WHAT TO DO: Show every line from the data below that includes "Золото".

--- EXERCISE INPUTS Enclosed Below ---

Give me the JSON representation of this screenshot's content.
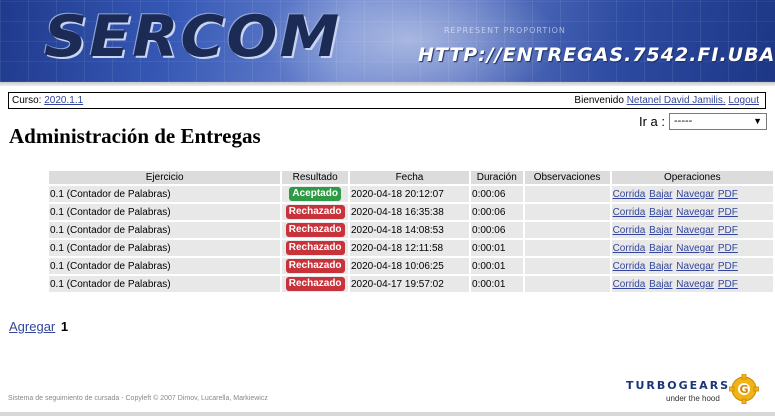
{
  "banner": {
    "logo": "SERCOM",
    "url": "HTTP://ENTREGAS.7542.FI.UBA.AR",
    "small_text": "REPRESENT PROPORTION"
  },
  "course_bar": {
    "course_label": "Curso:",
    "course_value": "2020.1.1",
    "welcome": "Bienvenido",
    "user": "Netanel David Jamilis.",
    "logout": "Logout"
  },
  "goto": {
    "label": "Ir a :",
    "selected": "-----"
  },
  "page_title": "Administración de Entregas",
  "table": {
    "headers": [
      "Ejercicio",
      "Resultado",
      "Fecha",
      "Duración",
      "Observaciones",
      "Operaciones"
    ],
    "rows": [
      {
        "ejercicio": "0.1 (Contador de Palabras)",
        "resultado": "Aceptado",
        "fecha": "2020-04-18 20:12:07",
        "duracion": "0:00:06",
        "observaciones": ""
      },
      {
        "ejercicio": "0.1 (Contador de Palabras)",
        "resultado": "Rechazado",
        "fecha": "2020-04-18 16:35:38",
        "duracion": "0:00:06",
        "observaciones": ""
      },
      {
        "ejercicio": "0.1 (Contador de Palabras)",
        "resultado": "Rechazado",
        "fecha": "2020-04-18 14:08:53",
        "duracion": "0:00:06",
        "observaciones": ""
      },
      {
        "ejercicio": "0.1 (Contador de Palabras)",
        "resultado": "Rechazado",
        "fecha": "2020-04-18 12:11:58",
        "duracion": "0:00:01",
        "observaciones": ""
      },
      {
        "ejercicio": "0.1 (Contador de Palabras)",
        "resultado": "Rechazado",
        "fecha": "2020-04-18 10:06:25",
        "duracion": "0:00:01",
        "observaciones": ""
      },
      {
        "ejercicio": "0.1 (Contador de Palabras)",
        "resultado": "Rechazado",
        "fecha": "2020-04-17 19:57:02",
        "duracion": "0:00:01",
        "observaciones": ""
      }
    ],
    "operations": [
      "Corrida",
      "Bajar",
      "Navegar",
      "PDF"
    ]
  },
  "pagination": {
    "add_label": "Agregar",
    "page": "1"
  },
  "footer": {
    "text": "Sistema de seguimiento de cursada - Copyleft © 2007 Dimov, Lucarella, Markiewicz",
    "tg_word": "TURBOGEARS",
    "tg_sub": "under the hood"
  },
  "colors": {
    "accepted": "#2e9a45",
    "rejected": "#c8323a",
    "link": "#33469b"
  }
}
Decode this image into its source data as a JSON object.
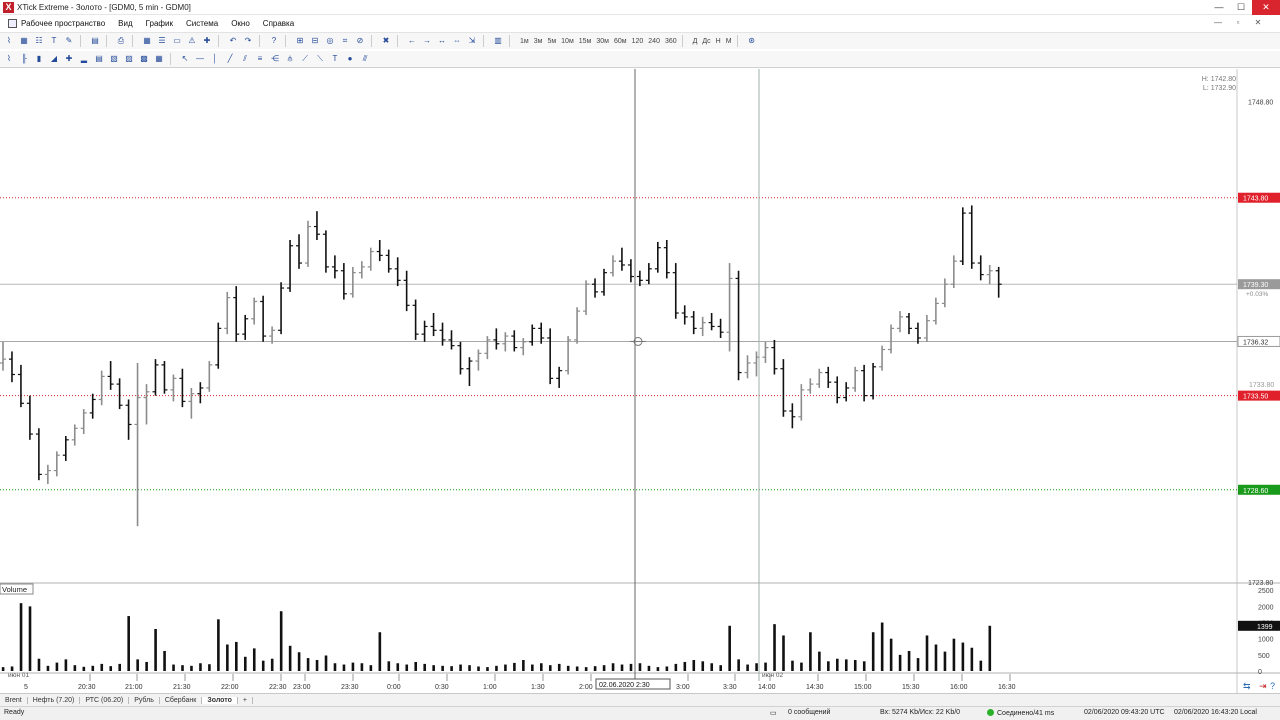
{
  "window": {
    "title": "XTick Extreme - Золото - [GDM0, 5 min - GDM0]",
    "app_icon": "X",
    "min": "—",
    "max": "☐",
    "close": "✕"
  },
  "menu": {
    "items": [
      "Рабочее пространство",
      "Вид",
      "График",
      "Система",
      "Окно",
      "Справка"
    ],
    "mdi_min": "—",
    "mdi_max": "▫",
    "mdi_close": "✕"
  },
  "toolbar": {
    "timeframes": [
      "1м",
      "3м",
      "5м",
      "10м",
      "15м",
      "30м",
      "60м",
      "120",
      "240",
      "360"
    ],
    "periods": [
      "Д",
      "Дс",
      "Н",
      "М"
    ]
  },
  "chart": {
    "hl_high": "H: 1742.80",
    "hl_low": "L: 1732.90",
    "price_labels": [
      "1748.80",
      "1723.80"
    ],
    "levels": [
      {
        "value": "1743.80",
        "color": "#e0202a",
        "style": "dotted"
      },
      {
        "value": "1733.50",
        "color": "#e0202a",
        "style": "dotted"
      },
      {
        "value": "1728.60",
        "color": "#1a9a1a",
        "style": "dotted"
      },
      {
        "value": "1736.32",
        "color": "#a8a8a8",
        "style": "solid"
      }
    ],
    "current_price": "1739.30",
    "current_change": "+0.03%",
    "overlap_label": "1733.80",
    "volume_label": "Volume",
    "volume_axis": [
      "2500",
      "2000",
      "1500",
      "1000",
      "500",
      "0"
    ],
    "volume_current": "1399",
    "crosshair_date": "02.06.2020  2:30",
    "day_labels": [
      "июн 01",
      "июн 02"
    ],
    "time_labels": [
      "20:30",
      "21:00",
      "21:30",
      "22:00",
      "22:30",
      "23:00",
      "23:30",
      "0:00",
      "0:30",
      "1:00",
      "1:30",
      "2:00",
      "3:00",
      "3:30",
      "14:00",
      "14:30",
      "15:00",
      "15:30",
      "16:00",
      "16:30"
    ],
    "first_tick": "5"
  },
  "tabs": [
    "Brent",
    "Нефть (7.20)",
    "РТС (06.20)",
    "Рубль",
    "Сбербанк",
    "Золото",
    "+"
  ],
  "active_tab": "Золото",
  "status": {
    "ready": "Ready",
    "messages": "0 сообщений",
    "traffic": "Вх: 5274 Kb/Исх: 22 Kb/0",
    "connected": "Соединено/41 ms",
    "utc": "02/06/2020 09:43:20 UTC",
    "local": "02/06/2020 16:43:20 Local"
  },
  "chart_data": {
    "type": "ohlc",
    "price_range": [
      1723.8,
      1750.5
    ],
    "bars": [
      [
        1735.2,
        1736.3,
        1734.8,
        1735.4
      ],
      [
        1735.4,
        1735.8,
        1734.2,
        1734.6
      ],
      [
        1734.6,
        1735.1,
        1732.9,
        1733.1
      ],
      [
        1733.1,
        1733.5,
        1731.2,
        1731.5
      ],
      [
        1731.5,
        1731.8,
        1729.1,
        1729.4
      ],
      [
        1729.4,
        1729.9,
        1728.9,
        1729.6
      ],
      [
        1729.6,
        1730.6,
        1729.3,
        1730.4
      ],
      [
        1730.4,
        1731.4,
        1730.1,
        1731.2
      ],
      [
        1731.2,
        1732.0,
        1730.9,
        1731.8
      ],
      [
        1731.8,
        1732.8,
        1731.5,
        1732.6
      ],
      [
        1732.6,
        1733.6,
        1732.3,
        1733.3
      ],
      [
        1733.3,
        1734.8,
        1733.0,
        1734.5
      ],
      [
        1734.5,
        1735.3,
        1733.8,
        1734.1
      ],
      [
        1734.1,
        1734.4,
        1732.8,
        1733.0
      ],
      [
        1733.0,
        1733.3,
        1731.2,
        1732.0
      ],
      [
        1732.0,
        1735.2,
        1726.7,
        1733.4
      ],
      [
        1733.4,
        1734.1,
        1732.0,
        1733.7
      ],
      [
        1733.7,
        1735.4,
        1733.5,
        1735.1
      ],
      [
        1735.1,
        1735.3,
        1733.6,
        1733.8
      ],
      [
        1733.8,
        1734.6,
        1733.2,
        1734.4
      ],
      [
        1734.4,
        1734.9,
        1732.9,
        1733.2
      ],
      [
        1733.2,
        1733.9,
        1732.3,
        1733.6
      ],
      [
        1733.6,
        1734.2,
        1733.1,
        1733.9
      ],
      [
        1733.9,
        1735.3,
        1733.7,
        1735.1
      ],
      [
        1735.1,
        1737.3,
        1734.9,
        1737.0
      ],
      [
        1737.0,
        1738.9,
        1736.7,
        1738.6
      ],
      [
        1738.6,
        1739.2,
        1736.3,
        1736.7
      ],
      [
        1736.7,
        1737.7,
        1736.4,
        1737.5
      ],
      [
        1737.5,
        1738.6,
        1737.2,
        1738.4
      ],
      [
        1738.4,
        1738.7,
        1736.3,
        1736.6
      ],
      [
        1736.6,
        1737.1,
        1736.2,
        1736.9
      ],
      [
        1736.9,
        1739.4,
        1736.7,
        1739.1
      ],
      [
        1739.1,
        1741.6,
        1738.9,
        1741.3
      ],
      [
        1741.3,
        1741.9,
        1740.1,
        1740.4
      ],
      [
        1740.4,
        1742.6,
        1740.2,
        1742.3
      ],
      [
        1742.3,
        1743.1,
        1741.6,
        1741.9
      ],
      [
        1741.9,
        1742.1,
        1739.9,
        1740.2
      ],
      [
        1740.2,
        1740.8,
        1739.6,
        1740.0
      ],
      [
        1740.0,
        1740.4,
        1738.5,
        1738.8
      ],
      [
        1738.8,
        1740.2,
        1738.6,
        1739.9
      ],
      [
        1739.9,
        1740.5,
        1739.6,
        1740.2
      ],
      [
        1740.2,
        1741.2,
        1740.0,
        1741.0
      ],
      [
        1741.0,
        1741.6,
        1740.5,
        1740.8
      ],
      [
        1740.8,
        1741.1,
        1739.9,
        1740.1
      ],
      [
        1740.1,
        1740.7,
        1739.2,
        1739.5
      ],
      [
        1739.5,
        1740.0,
        1737.9,
        1738.2
      ],
      [
        1738.2,
        1738.5,
        1736.4,
        1736.7
      ],
      [
        1736.7,
        1737.4,
        1736.3,
        1737.1
      ],
      [
        1737.1,
        1737.8,
        1736.6,
        1736.9
      ],
      [
        1736.9,
        1737.3,
        1736.1,
        1736.4
      ],
      [
        1736.4,
        1736.9,
        1735.9,
        1736.1
      ],
      [
        1736.1,
        1736.3,
        1734.6,
        1734.9
      ],
      [
        1734.9,
        1735.5,
        1734.0,
        1735.3
      ],
      [
        1735.3,
        1735.9,
        1734.8,
        1735.7
      ],
      [
        1735.7,
        1736.6,
        1735.4,
        1736.4
      ],
      [
        1736.4,
        1737.0,
        1735.9,
        1736.2
      ],
      [
        1736.2,
        1736.8,
        1735.8,
        1736.6
      ],
      [
        1736.6,
        1736.9,
        1735.8,
        1736.0
      ],
      [
        1736.0,
        1736.5,
        1735.6,
        1736.3
      ],
      [
        1736.3,
        1737.2,
        1736.1,
        1737.0
      ],
      [
        1737.0,
        1737.3,
        1736.2,
        1736.5
      ],
      [
        1736.5,
        1737.0,
        1734.1,
        1734.4
      ],
      [
        1734.4,
        1735.0,
        1733.9,
        1734.8
      ],
      [
        1734.8,
        1736.6,
        1734.6,
        1736.4
      ],
      [
        1736.4,
        1738.1,
        1736.2,
        1737.9
      ],
      [
        1737.9,
        1739.5,
        1737.7,
        1739.3
      ],
      [
        1739.3,
        1739.6,
        1738.6,
        1738.9
      ],
      [
        1738.9,
        1740.1,
        1738.7,
        1739.9
      ],
      [
        1739.9,
        1740.8,
        1739.7,
        1740.5
      ],
      [
        1740.5,
        1741.2,
        1740.0,
        1740.3
      ],
      [
        1740.3,
        1740.6,
        1739.4,
        1739.7
      ],
      [
        1739.7,
        1740.0,
        1739.2,
        1739.5
      ],
      [
        1739.5,
        1740.4,
        1739.3,
        1740.1
      ],
      [
        1740.1,
        1741.5,
        1739.9,
        1741.2
      ],
      [
        1741.2,
        1741.6,
        1739.6,
        1739.9
      ],
      [
        1739.9,
        1740.4,
        1737.5,
        1737.8
      ],
      [
        1737.8,
        1738.2,
        1737.2,
        1737.6
      ],
      [
        1737.6,
        1737.9,
        1736.7,
        1737.0
      ],
      [
        1737.0,
        1737.6,
        1736.6,
        1737.3
      ],
      [
        1737.3,
        1737.8,
        1736.9,
        1737.1
      ],
      [
        1737.1,
        1737.5,
        1736.5,
        1736.8
      ],
      [
        1736.8,
        1740.4,
        1735.8,
        1739.6
      ],
      [
        1739.6,
        1740.0,
        1734.3,
        1734.7
      ],
      [
        1734.7,
        1735.6,
        1734.4,
        1735.2
      ],
      [
        1735.2,
        1735.8,
        1734.5,
        1735.5
      ],
      [
        1735.5,
        1736.3,
        1735.2,
        1736.0
      ],
      [
        1736.0,
        1736.4,
        1734.6,
        1734.9
      ],
      [
        1734.9,
        1735.4,
        1732.4,
        1732.7
      ],
      [
        1732.7,
        1733.1,
        1731.8,
        1732.4
      ],
      [
        1732.4,
        1734.1,
        1732.2,
        1733.8
      ],
      [
        1733.8,
        1734.4,
        1733.6,
        1734.1
      ],
      [
        1734.1,
        1734.9,
        1733.9,
        1734.7
      ],
      [
        1734.7,
        1735.0,
        1733.9,
        1734.2
      ],
      [
        1734.2,
        1734.5,
        1733.1,
        1733.4
      ],
      [
        1733.4,
        1734.2,
        1733.2,
        1733.9
      ],
      [
        1733.9,
        1735.0,
        1733.7,
        1734.8
      ],
      [
        1734.8,
        1735.1,
        1733.2,
        1733.5
      ],
      [
        1733.5,
        1735.2,
        1733.3,
        1735.0
      ],
      [
        1735.0,
        1736.1,
        1734.8,
        1735.9
      ],
      [
        1735.9,
        1737.2,
        1735.7,
        1737.0
      ],
      [
        1737.0,
        1737.9,
        1736.8,
        1737.6
      ],
      [
        1737.6,
        1737.8,
        1736.7,
        1737.0
      ],
      [
        1737.0,
        1737.3,
        1736.2,
        1736.5
      ],
      [
        1736.5,
        1737.7,
        1736.3,
        1737.4
      ],
      [
        1737.4,
        1738.6,
        1737.2,
        1738.3
      ],
      [
        1738.3,
        1739.6,
        1738.1,
        1739.3
      ],
      [
        1739.3,
        1740.8,
        1739.1,
        1740.5
      ],
      [
        1740.5,
        1743.3,
        1740.3,
        1743.0
      ],
      [
        1743.0,
        1743.4,
        1740.1,
        1740.4
      ],
      [
        1740.4,
        1740.8,
        1739.5,
        1739.8
      ],
      [
        1739.8,
        1740.3,
        1739.3,
        1740.0
      ],
      [
        1740.0,
        1740.2,
        1738.6,
        1739.3
      ]
    ],
    "volume": [
      120,
      140,
      2100,
      2000,
      380,
      160,
      260,
      360,
      180,
      130,
      160,
      220,
      150,
      220,
      1700,
      360,
      280,
      1300,
      620,
      200,
      180,
      160,
      240,
      210,
      1600,
      820,
      900,
      440,
      700,
      320,
      380,
      1850,
      780,
      580,
      400,
      340,
      480,
      240,
      200,
      260,
      240,
      180,
      1200,
      300,
      240,
      200,
      280,
      220,
      180,
      160,
      150,
      200,
      180,
      140,
      120,
      160,
      200,
      250,
      340,
      200,
      240,
      180,
      220,
      160,
      140,
      120,
      150,
      180,
      240,
      200,
      220,
      240,
      160,
      120,
      140,
      220,
      280,
      340,
      300,
      240,
      180,
      1400,
      360,
      200,
      240,
      260,
      1450,
      1100,
      320,
      260,
      1200,
      600,
      300,
      380,
      360,
      340,
      300,
      1200,
      1500,
      1000,
      500,
      620,
      400,
      1100,
      820,
      600,
      1000,
      880,
      720,
      320,
      1400
    ]
  }
}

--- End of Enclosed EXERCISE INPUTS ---

EXERCISE RESPONSE:
    "title": "XTick Extreme - Золото - [GDM0, 5 min - GDM0]",
    "Золото",
  "active_tab": "Золото",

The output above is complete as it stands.